Please reproduce the entire listing exactly.
Start of Block
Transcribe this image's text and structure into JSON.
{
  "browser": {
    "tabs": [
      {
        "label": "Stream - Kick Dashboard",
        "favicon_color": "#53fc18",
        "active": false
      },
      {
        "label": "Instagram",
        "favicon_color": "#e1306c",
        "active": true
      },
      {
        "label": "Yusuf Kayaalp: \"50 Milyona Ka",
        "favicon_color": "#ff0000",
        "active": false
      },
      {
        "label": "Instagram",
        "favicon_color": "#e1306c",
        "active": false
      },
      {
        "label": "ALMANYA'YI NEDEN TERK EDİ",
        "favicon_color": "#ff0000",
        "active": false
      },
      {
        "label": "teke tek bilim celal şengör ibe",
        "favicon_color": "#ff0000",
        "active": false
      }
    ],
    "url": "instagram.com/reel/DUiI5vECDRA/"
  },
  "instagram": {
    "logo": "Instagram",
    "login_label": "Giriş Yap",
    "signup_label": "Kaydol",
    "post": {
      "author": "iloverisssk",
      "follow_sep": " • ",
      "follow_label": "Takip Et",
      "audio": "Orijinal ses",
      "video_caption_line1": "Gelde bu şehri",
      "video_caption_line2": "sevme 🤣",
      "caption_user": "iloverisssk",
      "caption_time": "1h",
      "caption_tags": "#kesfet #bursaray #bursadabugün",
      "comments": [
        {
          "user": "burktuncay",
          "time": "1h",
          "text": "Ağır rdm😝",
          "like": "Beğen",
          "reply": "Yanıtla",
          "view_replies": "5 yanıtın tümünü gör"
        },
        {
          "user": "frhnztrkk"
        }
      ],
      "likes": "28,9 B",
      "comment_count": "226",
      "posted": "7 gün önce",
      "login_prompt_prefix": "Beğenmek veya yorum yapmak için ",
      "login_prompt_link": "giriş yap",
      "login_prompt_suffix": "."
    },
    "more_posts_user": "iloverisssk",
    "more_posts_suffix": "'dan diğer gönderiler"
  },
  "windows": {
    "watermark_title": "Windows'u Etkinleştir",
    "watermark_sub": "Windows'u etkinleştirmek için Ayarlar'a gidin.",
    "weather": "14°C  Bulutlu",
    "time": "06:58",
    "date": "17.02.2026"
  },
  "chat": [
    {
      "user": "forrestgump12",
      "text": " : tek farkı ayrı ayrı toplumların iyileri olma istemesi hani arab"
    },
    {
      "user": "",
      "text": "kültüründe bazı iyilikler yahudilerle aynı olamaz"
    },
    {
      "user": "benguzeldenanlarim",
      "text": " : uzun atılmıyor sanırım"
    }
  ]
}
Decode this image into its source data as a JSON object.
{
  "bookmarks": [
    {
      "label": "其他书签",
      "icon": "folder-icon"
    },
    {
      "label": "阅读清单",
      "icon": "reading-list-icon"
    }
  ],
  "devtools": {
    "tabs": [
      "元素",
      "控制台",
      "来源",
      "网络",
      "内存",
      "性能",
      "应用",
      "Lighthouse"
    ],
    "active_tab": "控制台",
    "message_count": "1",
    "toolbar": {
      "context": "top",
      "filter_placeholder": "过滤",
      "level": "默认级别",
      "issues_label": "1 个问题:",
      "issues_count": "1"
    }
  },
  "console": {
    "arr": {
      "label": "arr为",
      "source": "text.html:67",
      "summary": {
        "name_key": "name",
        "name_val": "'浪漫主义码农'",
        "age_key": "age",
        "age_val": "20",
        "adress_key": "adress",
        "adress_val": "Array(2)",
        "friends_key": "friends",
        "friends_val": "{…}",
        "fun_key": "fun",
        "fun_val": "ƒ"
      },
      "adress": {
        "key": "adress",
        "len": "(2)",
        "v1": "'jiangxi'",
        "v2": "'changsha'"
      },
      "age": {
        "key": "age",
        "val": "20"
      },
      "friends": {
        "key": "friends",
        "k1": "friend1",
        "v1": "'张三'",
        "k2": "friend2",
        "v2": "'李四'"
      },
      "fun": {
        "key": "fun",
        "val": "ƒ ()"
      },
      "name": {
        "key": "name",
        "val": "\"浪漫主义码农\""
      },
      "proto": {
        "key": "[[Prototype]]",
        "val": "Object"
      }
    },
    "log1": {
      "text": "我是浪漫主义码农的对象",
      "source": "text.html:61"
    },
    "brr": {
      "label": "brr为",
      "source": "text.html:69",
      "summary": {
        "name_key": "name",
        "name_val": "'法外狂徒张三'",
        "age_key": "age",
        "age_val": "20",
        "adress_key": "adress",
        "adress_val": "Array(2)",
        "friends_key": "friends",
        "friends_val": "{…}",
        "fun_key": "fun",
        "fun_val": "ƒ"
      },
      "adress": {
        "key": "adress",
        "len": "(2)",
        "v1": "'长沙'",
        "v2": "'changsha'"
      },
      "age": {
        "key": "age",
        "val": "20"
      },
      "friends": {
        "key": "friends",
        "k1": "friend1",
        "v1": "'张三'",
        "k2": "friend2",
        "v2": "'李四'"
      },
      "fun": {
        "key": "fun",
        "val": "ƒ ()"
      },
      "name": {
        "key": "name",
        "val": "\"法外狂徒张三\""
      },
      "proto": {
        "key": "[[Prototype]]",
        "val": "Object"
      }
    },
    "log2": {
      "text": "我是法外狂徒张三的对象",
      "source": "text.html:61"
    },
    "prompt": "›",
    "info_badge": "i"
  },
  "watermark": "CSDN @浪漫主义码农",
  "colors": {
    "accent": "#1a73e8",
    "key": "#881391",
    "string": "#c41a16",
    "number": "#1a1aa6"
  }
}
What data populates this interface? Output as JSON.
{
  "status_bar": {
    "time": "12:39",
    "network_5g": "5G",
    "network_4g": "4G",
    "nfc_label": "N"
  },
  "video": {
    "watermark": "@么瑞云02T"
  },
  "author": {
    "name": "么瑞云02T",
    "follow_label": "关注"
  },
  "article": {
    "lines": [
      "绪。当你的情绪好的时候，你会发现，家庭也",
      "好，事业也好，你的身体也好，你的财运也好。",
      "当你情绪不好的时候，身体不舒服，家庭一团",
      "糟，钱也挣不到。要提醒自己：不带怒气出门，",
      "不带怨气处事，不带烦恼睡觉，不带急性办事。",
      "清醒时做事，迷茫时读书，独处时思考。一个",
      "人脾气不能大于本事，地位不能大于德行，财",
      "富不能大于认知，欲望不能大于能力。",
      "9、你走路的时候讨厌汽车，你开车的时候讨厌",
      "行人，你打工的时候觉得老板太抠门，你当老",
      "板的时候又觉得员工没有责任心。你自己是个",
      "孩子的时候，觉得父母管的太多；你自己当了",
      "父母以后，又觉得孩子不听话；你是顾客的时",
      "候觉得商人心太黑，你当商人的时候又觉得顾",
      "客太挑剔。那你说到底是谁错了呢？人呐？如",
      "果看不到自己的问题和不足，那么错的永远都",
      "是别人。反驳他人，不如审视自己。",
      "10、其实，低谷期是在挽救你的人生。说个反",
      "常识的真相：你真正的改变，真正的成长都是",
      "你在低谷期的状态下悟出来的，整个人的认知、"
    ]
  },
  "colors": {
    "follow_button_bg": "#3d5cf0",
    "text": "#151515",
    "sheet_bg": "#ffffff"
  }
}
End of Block
→ Exercise output:
Transcribe this image's text and structure into JSON.
{
  "browser": {
    "tabs": [
      {
        "label": "Stream - Kick Dashboard",
        "favicon_color": "#53fc18",
        "active": false
      },
      {
        "label": "Instagram",
        "favicon_color": "#e1306c",
        "active": true
      },
      {
        "label": "Yusuf Kayaalp: \"50 Milyona Ka",
        "favicon_color": "#ff0000",
        "active": false
      },
      {
        "label": "Instagram",
        "favicon_color": "#e1306c",
        "active": false
      },
      {
        "label": "ALMANYA'YI NEDEN TERK EDİ",
        "favicon_color": "#ff0000",
        "active": false
      },
      {
        "label": "teke tek bilim celal şengör ibe",
        "favicon_color": "#ff0000",
        "active": false
      }
    ],
    "url": "instagram.com/reel/DUiI5vECDRA/"
  },
  "instagram": {
    "logo": "Instagram",
    "login_label": "Giriş Yap",
    "signup_label": "Kaydol",
    "post": {
      "author": "iloverisssk",
      "follow_sep": " • ",
      "follow_label": "Takip Et",
      "audio": "Orijinal ses",
      "video_caption_line1": "Gelde bu şehri",
      "video_caption_line2": "sevme 🤣",
      "caption_user": "iloverisssk",
      "caption_time": "1h",
      "caption_tags": "#kesfet #bursaray #bursadabugün",
      "comments": [
        {
          "user": "burktuncay",
          "time": "1h",
          "text": "Ağır rdm😝",
          "like": "Beğen",
          "reply": "Yanıtla",
          "view_replies": "5 yanıtın tümünü gör"
        },
        {
          "user": "frhnztrkk"
        }
      ],
      "likes": "28,9 B",
      "comment_count": "226",
      "posted": "7 gün önce",
      "login_prompt_prefix": "Beğenmek veya yorum yapmak için ",
      "login_prompt_link": "giriş yap",
      "login_prompt_suffix": "."
    },
    "more_posts_user": "iloverisssk",
    "more_posts_suffix": "'dan diğer gönderiler"
  },
  "windows": {
    "watermark_title": "Windows'u Etkinleştir",
    "watermark_sub": "Windows'u etkinleştirmek için Ayarlar'a gidin.",
    "weather": "14°C  Bulutlu",
    "time": "06:58",
    "date": "17.02.2026"
  },
  "chat": [
    {
      "user": "forrestgump12",
      "text": " : tek farkı ayrı ayrı toplumların iyileri olma istemesi hani arab"
    },
    {
      "user": "",
      "text": "kültüründe bazı iyilikler yahudilerle aynı olamaz"
    },
    {
      "user": "benguzeldenanlarim",
      "text": " : uzun atılmıyor sanırım"
    }
  ]
}
Decode this image into its source data as a JSON object.
{
  "bookmarks": [
    {
      "label": "其他书签",
      "icon": "folder-icon"
    },
    {
      "label": "阅读清单",
      "icon": "reading-list-icon"
    }
  ],
  "devtools": {
    "tabs": [
      "元素",
      "控制台",
      "来源",
      "网络",
      "内存",
      "性能",
      "应用",
      "Lighthouse"
    ],
    "active_tab": "控制台",
    "message_count": "1",
    "toolbar": {
      "context": "top",
      "filter_placeholder": "过滤",
      "level": "默认级别",
      "issues_label": "1 个问题:",
      "issues_count": "1"
    }
  },
  "console": {
    "arr": {
      "label": "arr为",
      "source": "text.html:67",
      "summary": {
        "name_key": "name",
        "name_val": "'浪漫主义码农'",
        "age_key": "age",
        "age_val": "20",
        "adress_key": "adress",
        "adress_val": "Array(2)",
        "friends_key": "friends",
        "friends_val": "{…}",
        "fun_key": "fun",
        "fun_val": "ƒ"
      },
      "adress": {
        "key": "adress",
        "len": "(2)",
        "v1": "'jiangxi'",
        "v2": "'changsha'"
      },
      "age": {
        "key": "age",
        "val": "20"
      },
      "friends": {
        "key": "friends",
        "k1": "friend1",
        "v1": "'张三'",
        "k2": "friend2",
        "v2": "'李四'"
      },
      "fun": {
        "key": "fun",
        "val": "ƒ ()"
      },
      "name": {
        "key": "name",
        "val": "\"浪漫主义码农\""
      },
      "proto": {
        "key": "[[Prototype]]",
        "val": "Object"
      }
    },
    "log1": {
      "text": "我是浪漫主义码农的对象",
      "source": "text.html:61"
    },
    "brr": {
      "label": "brr为",
      "source": "text.html:69",
      "summary": {
        "name_key": "name",
        "name_val": "'法外狂徒张三'",
        "age_key": "age",
        "age_val": "20",
        "adress_key": "adress",
        "adress_val": "Array(2)",
        "friends_key": "friends",
        "friends_val": "{…}",
        "fun_key": "fun",
        "fun_val": "ƒ"
      },
      "adress": {
        "key": "adress",
        "len": "(2)",
        "v1": "'长沙'",
        "v2": "'changsha'"
      },
      "age": {
        "key": "age",
        "val": "20"
      },
      "friends": {
        "key": "friends",
        "k1": "friend1",
        "v1": "'张三'",
        "k2": "friend2",
        "v2": "'李四'"
      },
      "fun": {
        "key": "fun",
        "val": "ƒ ()"
      },
      "name": {
        "key": "name",
        "val": "\"法外狂徒张三\""
      },
      "proto": {
        "key": "[[Prototype]]",
        "val": "Object"
      }
    },
    "log2": {
      "text": "我是法外狂徒张三的对象",
      "source": "text.html:61"
    },
    "prompt": "›",
    "info_badge": "i"
  },
  "watermark": "CSDN @浪漫主义码农",
  "colors": {
    "accent": "#1a73e8",
    "key": "#881391",
    "string": "#c41a16",
    "number": "#1a1aa6"
  }
}
What data populates this interface? Output as JSON.
{
  "status_bar": {
    "time": "12:39",
    "network_5g": "5G",
    "network_4g": "4G",
    "nfc_label": "N"
  },
  "video": {
    "watermark": "@么瑞云02T"
  },
  "author": {
    "name": "么瑞云02T",
    "follow_label": "关注"
  },
  "article": {
    "lines": [
      "绪。当你的情绪好的时候，你会发现，家庭也",
      "好，事业也好，你的身体也好，你的财运也好。",
      "当你情绪不好的时候，身体不舒服，家庭一团",
      "糟，钱也挣不到。要提醒自己：不带怒气出门，",
      "不带怨气处事，不带烦恼睡觉，不带急性办事。",
      "清醒时做事，迷茫时读书，独处时思考。一个",
      "人脾气不能大于本事，地位不能大于德行，财",
      "富不能大于认知，欲望不能大于能力。",
      "9、你走路的时候讨厌汽车，你开车的时候讨厌",
      "行人，你打工的时候觉得老板太抠门，你当老",
      "板的时候又觉得员工没有责任心。你自己是个",
      "孩子的时候，觉得父母管的太多；你自己当了",
      "父母以后，又觉得孩子不听话；你是顾客的时",
      "候觉得商人心太黑，你当商人的时候又觉得顾",
      "客太挑剔。那你说到底是谁错了呢？人呐？如",
      "果看不到自己的问题和不足，那么错的永远都",
      "是别人。反驳他人，不如审视自己。",
      "10、其实，低谷期是在挽救你的人生。说个反",
      "常识的真相：你真正的改变，真正的成长都是",
      "你在低谷期的状态下悟出来的，整个人的认知、"
    ]
  },
  "colors": {
    "follow_button_bg": "#3d5cf0",
    "text": "#151515",
    "sheet_bg": "#ffffff"
  }
}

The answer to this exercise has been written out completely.